» Problem requirements
All entries, exactly as written, should be output again.

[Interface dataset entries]

::::

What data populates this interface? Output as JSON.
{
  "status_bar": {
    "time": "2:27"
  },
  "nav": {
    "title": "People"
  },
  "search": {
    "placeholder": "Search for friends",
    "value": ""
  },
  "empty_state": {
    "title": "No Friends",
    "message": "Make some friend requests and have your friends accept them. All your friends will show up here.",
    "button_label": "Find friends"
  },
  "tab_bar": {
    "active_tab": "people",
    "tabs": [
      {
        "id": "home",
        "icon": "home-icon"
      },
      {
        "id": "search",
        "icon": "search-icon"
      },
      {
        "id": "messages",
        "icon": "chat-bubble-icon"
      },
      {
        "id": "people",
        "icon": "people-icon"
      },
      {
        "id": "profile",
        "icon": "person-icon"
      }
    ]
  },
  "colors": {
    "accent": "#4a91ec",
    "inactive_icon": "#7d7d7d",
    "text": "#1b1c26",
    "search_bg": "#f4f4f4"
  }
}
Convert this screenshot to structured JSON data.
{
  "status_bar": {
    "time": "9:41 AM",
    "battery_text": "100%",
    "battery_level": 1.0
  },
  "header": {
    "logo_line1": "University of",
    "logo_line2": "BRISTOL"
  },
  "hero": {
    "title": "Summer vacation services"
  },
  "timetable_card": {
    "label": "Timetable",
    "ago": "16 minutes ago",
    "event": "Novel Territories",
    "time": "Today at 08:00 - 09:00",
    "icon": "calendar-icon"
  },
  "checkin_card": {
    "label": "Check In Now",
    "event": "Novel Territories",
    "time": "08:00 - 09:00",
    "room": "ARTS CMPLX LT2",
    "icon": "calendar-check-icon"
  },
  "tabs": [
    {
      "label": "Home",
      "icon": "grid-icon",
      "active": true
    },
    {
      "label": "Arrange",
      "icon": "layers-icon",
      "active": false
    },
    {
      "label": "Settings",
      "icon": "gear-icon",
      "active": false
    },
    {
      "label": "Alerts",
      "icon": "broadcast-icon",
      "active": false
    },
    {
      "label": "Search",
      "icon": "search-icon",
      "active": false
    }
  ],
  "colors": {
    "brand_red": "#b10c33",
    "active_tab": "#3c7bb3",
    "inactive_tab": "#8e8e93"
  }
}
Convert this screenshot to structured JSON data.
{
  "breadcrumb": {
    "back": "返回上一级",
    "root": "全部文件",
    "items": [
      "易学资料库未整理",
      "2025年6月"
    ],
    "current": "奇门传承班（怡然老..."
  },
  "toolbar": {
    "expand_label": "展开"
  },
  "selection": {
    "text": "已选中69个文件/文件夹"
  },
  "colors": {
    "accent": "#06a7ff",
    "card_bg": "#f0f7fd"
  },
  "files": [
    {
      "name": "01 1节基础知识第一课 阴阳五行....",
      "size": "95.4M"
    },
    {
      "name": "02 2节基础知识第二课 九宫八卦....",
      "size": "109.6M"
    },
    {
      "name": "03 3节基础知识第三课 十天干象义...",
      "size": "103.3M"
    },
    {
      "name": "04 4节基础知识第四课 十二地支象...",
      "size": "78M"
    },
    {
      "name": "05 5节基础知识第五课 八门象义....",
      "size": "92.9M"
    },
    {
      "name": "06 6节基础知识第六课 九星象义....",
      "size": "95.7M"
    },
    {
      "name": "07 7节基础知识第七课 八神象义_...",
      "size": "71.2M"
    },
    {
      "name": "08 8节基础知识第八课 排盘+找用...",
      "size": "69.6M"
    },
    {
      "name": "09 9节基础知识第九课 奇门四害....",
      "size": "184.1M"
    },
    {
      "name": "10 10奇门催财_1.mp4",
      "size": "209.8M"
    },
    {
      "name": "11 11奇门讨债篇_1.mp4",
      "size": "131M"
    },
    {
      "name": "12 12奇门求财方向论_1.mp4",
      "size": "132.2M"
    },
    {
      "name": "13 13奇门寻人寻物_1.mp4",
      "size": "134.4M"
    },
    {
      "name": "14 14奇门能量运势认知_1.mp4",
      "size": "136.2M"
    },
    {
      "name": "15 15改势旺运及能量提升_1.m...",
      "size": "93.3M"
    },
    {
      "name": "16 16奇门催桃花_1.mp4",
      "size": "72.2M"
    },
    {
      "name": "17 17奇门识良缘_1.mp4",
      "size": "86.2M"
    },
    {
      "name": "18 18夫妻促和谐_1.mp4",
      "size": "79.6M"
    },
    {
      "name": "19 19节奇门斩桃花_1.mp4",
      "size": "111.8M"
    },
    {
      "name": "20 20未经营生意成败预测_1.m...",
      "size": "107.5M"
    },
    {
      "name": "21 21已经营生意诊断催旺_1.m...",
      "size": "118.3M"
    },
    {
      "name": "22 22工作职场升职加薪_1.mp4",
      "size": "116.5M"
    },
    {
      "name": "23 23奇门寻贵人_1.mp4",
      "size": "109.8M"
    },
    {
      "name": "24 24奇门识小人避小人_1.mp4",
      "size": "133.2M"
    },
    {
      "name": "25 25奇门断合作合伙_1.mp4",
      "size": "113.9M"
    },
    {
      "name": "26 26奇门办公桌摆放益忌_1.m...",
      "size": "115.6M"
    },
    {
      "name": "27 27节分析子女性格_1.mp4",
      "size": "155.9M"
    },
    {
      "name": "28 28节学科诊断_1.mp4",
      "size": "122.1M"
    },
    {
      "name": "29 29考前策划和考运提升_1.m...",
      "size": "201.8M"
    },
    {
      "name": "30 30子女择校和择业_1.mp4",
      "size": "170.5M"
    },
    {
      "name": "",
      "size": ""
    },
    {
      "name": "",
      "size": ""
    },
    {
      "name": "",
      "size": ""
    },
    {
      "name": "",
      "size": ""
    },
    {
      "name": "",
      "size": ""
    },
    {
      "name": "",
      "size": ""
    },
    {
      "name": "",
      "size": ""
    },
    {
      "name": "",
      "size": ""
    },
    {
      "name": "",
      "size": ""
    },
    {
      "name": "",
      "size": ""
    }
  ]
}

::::

» Exercise solution
What data populates this interface? Output as JSON.
{
  "status_bar": {
    "time": "2:27"
  },
  "nav": {
    "title": "People"
  },
  "search": {
    "placeholder": "Search for friends",
    "value": ""
  },
  "empty_state": {
    "title": "No Friends",
    "message": "Make some friend requests and have your friends accept them. All your friends will show up here.",
    "button_label": "Find friends"
  },
  "tab_bar": {
    "active_tab": "people",
    "tabs": [
      {
        "id": "home",
        "icon": "home-icon"
      },
      {
        "id": "search",
        "icon": "search-icon"
      },
      {
        "id": "messages",
        "icon": "chat-bubble-icon"
      },
      {
        "id": "people",
        "icon": "people-icon"
      },
      {
        "id": "profile",
        "icon": "person-icon"
      }
    ]
  },
  "colors": {
    "accent": "#4a91ec",
    "inactive_icon": "#7d7d7d",
    "text": "#1b1c26",
    "search_bg": "#f4f4f4"
  }
}
Convert this screenshot to structured JSON data.
{
  "status_bar": {
    "time": "9:41 AM",
    "battery_text": "100%",
    "battery_level": 1.0
  },
  "header": {
    "logo_line1": "University of",
    "logo_line2": "BRISTOL"
  },
  "hero": {
    "title": "Summer vacation services"
  },
  "timetable_card": {
    "label": "Timetable",
    "ago": "16 minutes ago",
    "event": "Novel Territories",
    "time": "Today at 08:00 - 09:00",
    "icon": "calendar-icon"
  },
  "checkin_card": {
    "label": "Check In Now",
    "event": "Novel Territories",
    "time": "08:00 - 09:00",
    "room": "ARTS CMPLX LT2",
    "icon": "calendar-check-icon"
  },
  "tabs": [
    {
      "label": "Home",
      "icon": "grid-icon",
      "active": true
    },
    {
      "label": "Arrange",
      "icon": "layers-icon",
      "active": false
    },
    {
      "label": "Settings",
      "icon": "gear-icon",
      "active": false
    },
    {
      "label": "Alerts",
      "icon": "broadcast-icon",
      "active": false
    },
    {
      "label": "Search",
      "icon": "search-icon",
      "active": false
    }
  ],
  "colors": {
    "brand_red": "#b10c33",
    "active_tab": "#3c7bb3",
    "inactive_tab": "#8e8e93"
  }
}
Convert this screenshot to structured JSON data.
{
  "breadcrumb": {
    "back": "返回上一级",
    "root": "全部文件",
    "items": [
      "易学资料库未整理",
      "2025年6月"
    ],
    "current": "奇门传承班（怡然老..."
  },
  "toolbar": {
    "expand_label": "展开"
  },
  "selection": {
    "text": "已选中69个文件/文件夹"
  },
  "colors": {
    "accent": "#06a7ff",
    "card_bg": "#f0f7fd"
  },
  "files": [
    {
      "name": "01 1节基础知识第一课 阴阳五行....",
      "size": "95.4M"
    },
    {
      "name": "02 2节基础知识第二课 九宫八卦....",
      "size": "109.6M"
    },
    {
      "name": "03 3节基础知识第三课 十天干象义...",
      "size": "103.3M"
    },
    {
      "name": "04 4节基础知识第四课 十二地支象...",
      "size": "78M"
    },
    {
      "name": "05 5节基础知识第五课 八门象义....",
      "size": "92.9M"
    },
    {
      "name": "06 6节基础知识第六课 九星象义....",
      "size": "95.7M"
    },
    {
      "name": "07 7节基础知识第七课 八神象义_...",
      "size": "71.2M"
    },
    {
      "name": "08 8节基础知识第八课 排盘+找用...",
      "size": "69.6M"
    },
    {
      "name": "09 9节基础知识第九课 奇门四害....",
      "size": "184.1M"
    },
    {
      "name": "10 10奇门催财_1.mp4",
      "size": "209.8M"
    },
    {
      "name": "11 11奇门讨债篇_1.mp4",
      "size": "131M"
    },
    {
      "name": "12 12奇门求财方向论_1.mp4",
      "size": "132.2M"
    },
    {
      "name": "13 13奇门寻人寻物_1.mp4",
      "size": "134.4M"
    },
    {
      "name": "14 14奇门能量运势认知_1.mp4",
      "size": "136.2M"
    },
    {
      "name": "15 15改势旺运及能量提升_1.m...",
      "size": "93.3M"
    },
    {
      "name": "16 16奇门催桃花_1.mp4",
      "size": "72.2M"
    },
    {
      "name": "17 17奇门识良缘_1.mp4",
      "size": "86.2M"
    },
    {
      "name": "18 18夫妻促和谐_1.mp4",
      "size": "79.6M"
    },
    {
      "name": "19 19节奇门斩桃花_1.mp4",
      "size": "111.8M"
    },
    {
      "name": "20 20未经营生意成败预测_1.m...",
      "size": "107.5M"
    },
    {
      "name": "21 21已经营生意诊断催旺_1.m...",
      "size": "118.3M"
    },
    {
      "name": "22 22工作职场升职加薪_1.mp4",
      "size": "116.5M"
    },
    {
      "name": "23 23奇门寻贵人_1.mp4",
      "size": "109.8M"
    },
    {
      "name": "24 24奇门识小人避小人_1.mp4",
      "size": "133.2M"
    },
    {
      "name": "25 25奇门断合作合伙_1.mp4",
      "size": "113.9M"
    },
    {
      "name": "26 26奇门办公桌摆放益忌_1.m...",
      "size": "115.6M"
    },
    {
      "name": "27 27节分析子女性格_1.mp4",
      "size": "155.9M"
    },
    {
      "name": "28 28节学科诊断_1.mp4",
      "size": "122.1M"
    },
    {
      "name": "29 29考前策划和考运提升_1.m...",
      "size": "201.8M"
    },
    {
      "name": "30 30子女择校和择业_1.mp4",
      "size": "170.5M"
    },
    {
      "name": "",
      "size": ""
    },
    {
      "name": "",
      "size": ""
    },
    {
      "name": "",
      "size": ""
    },
    {
      "name": "",
      "size": ""
    },
    {
      "name": "",
      "size": ""
    },
    {
      "name": "",
      "size": ""
    },
    {
      "name": "",
      "size": ""
    },
    {
      "name": "",
      "size": ""
    },
    {
      "name": "",
      "size": ""
    },
    {
      "name": "",
      "size": ""
    }
  ]
}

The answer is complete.